UAE Air Force Kills an Eritrean Fisherman and Wounds Six
Fighter planes belonging to the United Arab Emirates air force based in Assab, Eritrea, has killed Idris Redyo, and wounded six other fishermen.Only a trainee child in the boat escaped the UAE air force bullets.
The fishermen’s boat was attacked in an area about eight kilometers off the fishing port of Eddi, close to the rocky islet of Abael in the Red Sea.
Generally, Afari fishing boats are jointly owned and operated by relatives; two of the wounded are the brothers of the killed fisherman.
The latest bombing is one in a chain of bombings in which Afari fishermen were victims.
The UAE maintains a base in a shore close to the port of Assab in the southeastern part of Eritrea, a short distance from the borders with the state of Djibouti.
The base serves the allied forces under the Saudi led ‘Decisive Storm’ operation which has decimated Yemeni cities in its fight against the rebel Houthi forces. The war has caused serious humanitarian catastrophe in Yemen.
The war is between the Yemeni Houthis and their allies (forces loyal to ex-president Ali Abdellah Saleh) on one side, and Yemeni forces loyal to president Abdrabbuh Mansur Hadi, who is supported by the allied forces of Decisive Storm, on the other side.

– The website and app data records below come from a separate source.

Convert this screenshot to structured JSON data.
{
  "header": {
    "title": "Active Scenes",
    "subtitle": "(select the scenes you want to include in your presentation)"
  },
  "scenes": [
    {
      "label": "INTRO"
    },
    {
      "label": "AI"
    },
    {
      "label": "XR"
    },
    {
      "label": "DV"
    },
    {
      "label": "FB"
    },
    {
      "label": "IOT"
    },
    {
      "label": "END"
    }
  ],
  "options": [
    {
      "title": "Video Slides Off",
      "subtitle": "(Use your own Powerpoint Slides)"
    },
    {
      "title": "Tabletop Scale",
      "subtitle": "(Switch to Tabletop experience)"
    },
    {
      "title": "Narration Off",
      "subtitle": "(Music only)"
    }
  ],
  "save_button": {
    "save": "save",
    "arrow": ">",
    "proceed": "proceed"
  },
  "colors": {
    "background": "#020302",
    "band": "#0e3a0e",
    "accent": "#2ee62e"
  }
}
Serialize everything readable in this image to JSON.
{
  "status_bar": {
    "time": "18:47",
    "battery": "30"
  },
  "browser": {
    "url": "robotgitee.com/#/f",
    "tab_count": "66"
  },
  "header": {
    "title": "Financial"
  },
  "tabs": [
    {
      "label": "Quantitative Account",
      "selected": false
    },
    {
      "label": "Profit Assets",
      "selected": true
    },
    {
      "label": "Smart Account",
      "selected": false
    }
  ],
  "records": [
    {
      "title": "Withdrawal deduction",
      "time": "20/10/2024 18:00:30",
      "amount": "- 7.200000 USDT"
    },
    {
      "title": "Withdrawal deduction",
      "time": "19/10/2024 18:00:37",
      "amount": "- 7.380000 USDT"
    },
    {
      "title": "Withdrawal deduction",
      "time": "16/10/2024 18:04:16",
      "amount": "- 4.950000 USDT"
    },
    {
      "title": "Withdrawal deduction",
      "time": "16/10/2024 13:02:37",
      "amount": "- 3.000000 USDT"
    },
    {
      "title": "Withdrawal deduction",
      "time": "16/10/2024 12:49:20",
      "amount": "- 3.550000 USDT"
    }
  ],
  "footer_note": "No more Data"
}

Inhabitants of the coastal regions of Eritrea who are dependent on traditional fishing for their livelihood are rarely remembered as victims of the war. The last bombing of the fishing boats is the latest in a chain of bombing carried out by the UAE air force in the Red Sea under the watch of the Eritrean government.
In the bombing of last week, “it was their fellow Afari fishermen who came to the rescue of the victims and carried the wounded and dead to the shores, and then to Assab for medical attention, not the Eritrean government,” according to a relative of the beleaguered family.
Houthi speed boats have attacked the UAE base at least twice since the beginning of the year; to prevent such attacks, the UAE air force frequently flies fixed wing and helicopter gunships to patrol the Red Sea. Many times, it ends up hitting civilian Eritrean or Yemeni boats.
Last March, the Guardian reported, “At least 42 Somali refugees were killed off the coast of Yemen … when a helicopter reportedly attacked the boat they were travelling in.”
The boat carried refugees with UN documents travelling from Yemen to Sudan when they were “attacked by an Apache helicopter near the Bab el-Mandeb strait.”
In a statement issued today, the Red Sea Afar Democratic Organization (RSADO) said, “People have no freedom of movement to make a living. Thousands of Afar civilians have systematically disappeared, kidnapped and imprisoned and their properties and businesses confiscated by the repressive Eritrean regime. They are now living under unprecedented economic and social hardship, political and social injustice and gross human rights violations imposed on them by the regime.”
The statement added, “The Red Sea Afar are the victim of human rights abuses and politically and economically motivated persecution by the regime as well by Foreign States and Multinational foreign Corporations.”
The Gulf military presence in Dankalia has added to the hardship of the local population who have suffered for many years due to the presence of huge Eritrean and armed opposition armies from neighboring countries that it supports. A leader of RSADO said, “our people hardly have enough water and other resources for themselves and their animals and the armies are consuming the lion’s share of the scarce resources.”
Gedab News also learned that, “about 300 hundred Sudanese military support personnel are stationed in the UAE base near Assab.”